simply in understanding the logic of the game you've made. It seems
in the essay and following discussion three issues are identified:
1. Can you reasonably do the things you imagine you ought to be able
to? Take the door off its hinges and burn it? Or, drag it to the
river, and use it as a raft? Will that put it out? etc. Emily talks
about that one.
2. Can you *not* do things that you ought not be able to do? Also
3. Is there a sufficiently broad range of things that we can
experiment meaningfully. -- A much more difficult problem, and dearer
to our hearts! It seems to me that, if you want to find a way to make
this kind of game, what you absolutely *need* to create as a basic
tool of game design is an "autoplay" feature, where the game itself
understands what goals a player might have and "drives" the pc through
many actions, blindly or with heuristics, like a chess program.
Observing the behavior and results of the autoplayer will give the
programmer/game designer a good level of insight into the logical
landscape he or she has created.
In terms of the other half of the problem, turning simulation into
narrative... well, that is a connundrum: but, given the popularity
of games like _the Sims_, it may be that by exploring text-based

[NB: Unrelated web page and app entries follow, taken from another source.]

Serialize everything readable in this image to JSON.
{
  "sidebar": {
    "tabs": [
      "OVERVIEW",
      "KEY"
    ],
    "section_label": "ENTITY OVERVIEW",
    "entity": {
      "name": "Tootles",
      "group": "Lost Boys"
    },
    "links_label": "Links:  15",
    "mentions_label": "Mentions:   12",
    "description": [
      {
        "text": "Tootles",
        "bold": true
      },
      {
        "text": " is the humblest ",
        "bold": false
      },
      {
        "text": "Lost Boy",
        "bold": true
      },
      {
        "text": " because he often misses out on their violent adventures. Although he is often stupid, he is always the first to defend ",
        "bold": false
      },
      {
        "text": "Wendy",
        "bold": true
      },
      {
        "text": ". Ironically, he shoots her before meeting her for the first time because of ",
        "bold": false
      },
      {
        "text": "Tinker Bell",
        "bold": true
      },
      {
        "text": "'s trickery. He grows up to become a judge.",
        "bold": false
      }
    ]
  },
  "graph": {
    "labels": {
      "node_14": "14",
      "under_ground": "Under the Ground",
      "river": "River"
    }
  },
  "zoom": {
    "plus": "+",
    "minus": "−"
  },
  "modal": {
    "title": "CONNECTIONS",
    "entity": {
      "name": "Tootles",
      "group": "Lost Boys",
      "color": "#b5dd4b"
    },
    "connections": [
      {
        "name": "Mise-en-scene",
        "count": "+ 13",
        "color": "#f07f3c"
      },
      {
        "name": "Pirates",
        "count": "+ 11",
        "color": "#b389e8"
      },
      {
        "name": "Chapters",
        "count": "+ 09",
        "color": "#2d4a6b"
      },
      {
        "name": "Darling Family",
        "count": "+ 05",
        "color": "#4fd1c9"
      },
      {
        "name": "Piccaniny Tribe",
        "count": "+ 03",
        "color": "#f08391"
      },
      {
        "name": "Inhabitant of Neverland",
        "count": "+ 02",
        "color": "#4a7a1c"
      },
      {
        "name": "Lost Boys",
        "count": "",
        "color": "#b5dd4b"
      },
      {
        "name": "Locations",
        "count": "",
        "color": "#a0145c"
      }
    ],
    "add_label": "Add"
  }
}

simulation that problem will fall out, or look very different when we